Kelly Johnston, the executive director of Partners in Protection, said unless Canadian communities take action, the threat of wildfires will only become worse.

“Wildfires have always been a natural process in Canada’s forests,” Johnston said. “However, as we experienced in 2015, a changing climate, increasing large fire activity and increasing development trends create a serious threat throughout Canada – putting neighbourhoods, communities and firefighter safety at risk every year.”

Wildfire is a part of natural ecosystems, however, interface situations can occur in all but the most heavy urban environments. It is important that fire services and their communities recognize that wildfire isn’t just limited to municipalities with towns built within or nearby heavy or dense forests. Wildland interface exists in many more settings such as urban forests, municipal green spaces, farms and recreational areas such as cottage or camp communities. Any place where trees, tall grasses, crops or natural vegetation grow and shed annually should be considered as fuel load that when coupled with an ignition source from human or natural activity all contribute to a wildfire risk.

Wildfire management has traditionally been the purview of provincial ministries that work with Natural Resources Canada and co-ordinate with the Canadian Council of Forest Ministers. However, there is a growing expectation that municipal structural firefighters will be trained and prepared to respond to and extinguish wildland fires that may or may not impact homes and structures that belong to local taxpayers. There is a great opportunity here for local fire services to take the lead by participating in the second annual national Wildfire Community Preparedness Day on May 7.

The national Wildfire Community Preparedness Day program centres around the promotion of wildfire community protection awareness activities. This day is an excellent public-education opportunity for fire services to help community members recognize the hazards of wildfire; suggest ways they can mitigate or prevent wildfire from impacting their community; and teach them ways to minimize any damage done.

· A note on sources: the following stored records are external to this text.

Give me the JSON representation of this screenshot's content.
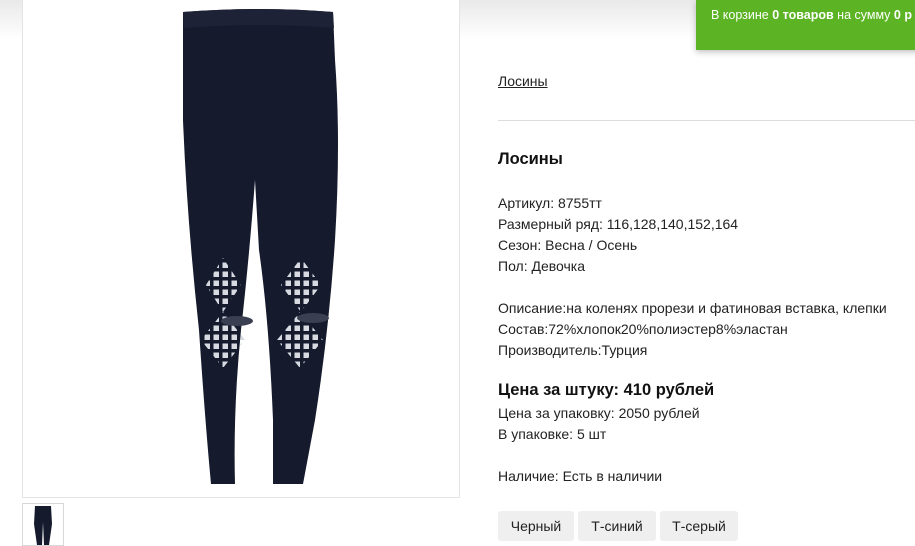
{
  "cart": {
    "prefix": "В корзине ",
    "count": "0 товаров",
    "middle": " на сумму ",
    "sum": "0 р"
  },
  "breadcrumb": "Лосины",
  "product": {
    "title": "Лосины",
    "article": "Артикул: 8755тт",
    "sizes": "Размерный ряд: 116,128,140,152,164",
    "season": "Сезон: Весна / Осень",
    "gender": "Пол: Девочка",
    "description": "Описание:на коленях прорези и фатиновая вставка, клепки",
    "composition": "Состав:72%хлопок20%полиэстер8%эластан",
    "manufacturer": "Производитель:Турция",
    "price_unit": "Цена за штуку: 410 рублей",
    "price_pack": "Цена за упаковку: 2050 рублей",
    "pack_qty": "В упаковке: 5 шт",
    "availability": "Наличие: Есть в наличии"
  },
  "colors": [
    "Черный",
    "Т-синий",
    "Т-серый"
  ],
  "accent": {
    "cart_green": "#5cb424",
    "legging_navy": "#151a2c"
  }
}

Partners in Protection Association (the non-profit organization behind FireSmart Canada), in partnership and support from the NFPA, the Co-operators Insurance Group, the Institute for Catastrophic Loss Reduction and several provincial natural resources ministries have pooled together $23,000 to award communities that organize Wildfire Community Preparedness Day activities.

Beginning Jan. 25 through to March 12, anyone 19 years or older can apply for an award to conduct wildfire-preparedness activities or events. There will be a total of 20 nationally awarded and 14 provincially awarded $500 prizes available. Acceptable projects should focus on reducing the risk of wildfire in a community through education, hazard reduction or advanced-preparedness activities. Projects may include working with neighbours to clear leaves and other combustible debris from gutters of homes and buildings, raking leaves and combustible debris from under decks, moving woodpiles away from buildings, using a chipper service to dispose of slash or winterkill, or distributing wildfire-safety information. Groups of all sorts and individuals of all ages are encouraged to participate.

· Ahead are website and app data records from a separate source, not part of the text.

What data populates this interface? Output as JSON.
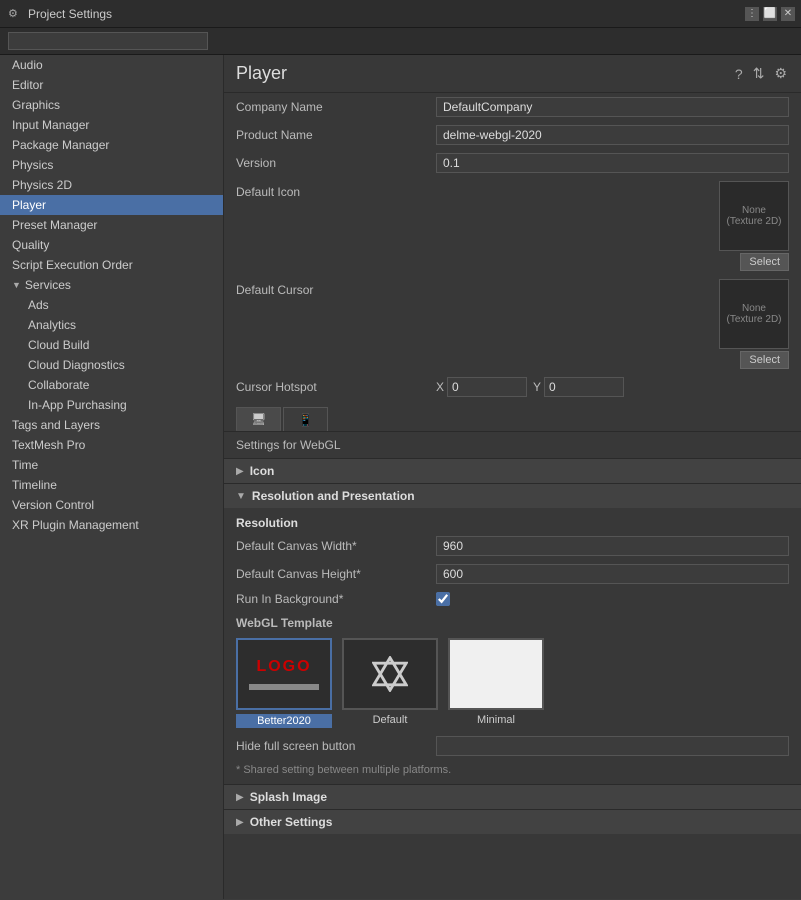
{
  "titleBar": {
    "title": "Project Settings",
    "icon": "⚙"
  },
  "search": {
    "placeholder": ""
  },
  "sidebar": {
    "items": [
      {
        "id": "audio",
        "label": "Audio",
        "indent": 0,
        "active": false
      },
      {
        "id": "editor",
        "label": "Editor",
        "indent": 0,
        "active": false
      },
      {
        "id": "graphics",
        "label": "Graphics",
        "indent": 0,
        "active": false
      },
      {
        "id": "input-manager",
        "label": "Input Manager",
        "indent": 0,
        "active": false
      },
      {
        "id": "package-manager",
        "label": "Package Manager",
        "indent": 0,
        "active": false
      },
      {
        "id": "physics",
        "label": "Physics",
        "indent": 0,
        "active": false
      },
      {
        "id": "physics-2d",
        "label": "Physics 2D",
        "indent": 0,
        "active": false
      },
      {
        "id": "player",
        "label": "Player",
        "indent": 0,
        "active": true
      },
      {
        "id": "preset-manager",
        "label": "Preset Manager",
        "indent": 0,
        "active": false
      },
      {
        "id": "quality",
        "label": "Quality",
        "indent": 0,
        "active": false
      },
      {
        "id": "script-execution-order",
        "label": "Script Execution Order",
        "indent": 0,
        "active": false
      },
      {
        "id": "services",
        "label": "Services",
        "indent": 0,
        "active": false,
        "expanded": true,
        "hasArrow": true
      },
      {
        "id": "ads",
        "label": "Ads",
        "indent": 1,
        "active": false
      },
      {
        "id": "analytics",
        "label": "Analytics",
        "indent": 1,
        "active": false
      },
      {
        "id": "cloud-build",
        "label": "Cloud Build",
        "indent": 1,
        "active": false
      },
      {
        "id": "cloud-diagnostics",
        "label": "Cloud Diagnostics",
        "indent": 1,
        "active": false
      },
      {
        "id": "collaborate",
        "label": "Collaborate",
        "indent": 1,
        "active": false
      },
      {
        "id": "in-app-purchasing",
        "label": "In-App Purchasing",
        "indent": 1,
        "active": false
      },
      {
        "id": "tags-and-layers",
        "label": "Tags and Layers",
        "indent": 0,
        "active": false
      },
      {
        "id": "textmesh-pro",
        "label": "TextMesh Pro",
        "indent": 0,
        "active": false
      },
      {
        "id": "time",
        "label": "Time",
        "indent": 0,
        "active": false
      },
      {
        "id": "timeline",
        "label": "Timeline",
        "indent": 0,
        "active": false
      },
      {
        "id": "version-control",
        "label": "Version Control",
        "indent": 0,
        "active": false
      },
      {
        "id": "xr-plugin-management",
        "label": "XR Plugin Management",
        "indent": 0,
        "active": false
      }
    ]
  },
  "content": {
    "title": "Player",
    "headerIcons": [
      "?",
      "⇅",
      "⚙"
    ],
    "fields": {
      "companyName": {
        "label": "Company Name",
        "value": "DefaultCompany"
      },
      "productName": {
        "label": "Product Name",
        "value": "delme-webgl-2020"
      },
      "version": {
        "label": "Version",
        "value": "0.1"
      },
      "defaultIcon": {
        "label": "Default Icon",
        "noneLabel": "None",
        "textureLabel": "(Texture 2D)",
        "selectLabel": "Select"
      },
      "defaultCursor": {
        "label": "Default Cursor",
        "noneLabel": "None",
        "textureLabel": "(Texture 2D)",
        "selectLabel": "Select"
      },
      "cursorHotspot": {
        "label": "Cursor Hotspot",
        "xLabel": "X",
        "xValue": "0",
        "yLabel": "Y",
        "yValue": "0"
      }
    },
    "platformTabs": [
      {
        "id": "webgl",
        "icon": "🖥",
        "active": true
      },
      {
        "id": "mobile",
        "icon": "📱",
        "active": false
      }
    ],
    "settingsFor": "Settings for WebGL",
    "sections": {
      "icon": {
        "label": "Icon",
        "expanded": false
      },
      "resolutionAndPresentation": {
        "label": "Resolution and Presentation",
        "expanded": true,
        "resolution": {
          "label": "Resolution",
          "fields": [
            {
              "label": "Default Canvas Width*",
              "value": "960"
            },
            {
              "label": "Default Canvas Height*",
              "value": "600"
            },
            {
              "label": "Run In Background*",
              "type": "checkbox",
              "checked": true
            }
          ]
        },
        "webglTemplate": {
          "label": "WebGL Template",
          "options": [
            {
              "id": "better2020",
              "name": "Better2020",
              "selected": true,
              "type": "logo"
            },
            {
              "id": "default",
              "name": "Default",
              "selected": false,
              "type": "unity"
            },
            {
              "id": "minimal",
              "name": "Minimal",
              "selected": false,
              "type": "minimal"
            }
          ]
        },
        "hideFullScreen": {
          "label": "Hide full screen button",
          "value": ""
        },
        "sharedNote": "* Shared setting between multiple platforms."
      },
      "splashImage": {
        "label": "Splash Image",
        "expanded": false
      },
      "otherSettings": {
        "label": "Other Settings",
        "expanded": false
      }
    }
  }
}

For those communities that may still have snow on the ground on May 7, it is the perfect chance to engage community members in pre-planning and public-education sessions for activities to take place when the snow is gone.

To learn more about Wildlife Community Preparedness Day in Canada and how to apply for funding, please visit, or feel free to contact me.

Shayne Mintz is the Canadian Regional Director for the National Fire Protection Association (NFPA). Contact him at  This e-mail address is being protected from spambots. You need JavaScript enabled to view it , and follow him on Twitter at @ShayneMintz

Page 1 of 3

Subscription Centre

New Subscription
Already a Subscriber
Customer Service
View Digital Magazine Renew

Most Popular

Latest Events

OAFC Fire Con 2018
September 6-9, 2018
CAFC Fire-Rescue Canada
September 16-19, 2018
Firefighter Training Day
September 29, 2018
Fire Prevention Week
October 7-13, 2018

We are using cookies to give you the best experience on our website. By continuing to use the site, you agree to the use of cookies. To find out more, read our Privacy Policy.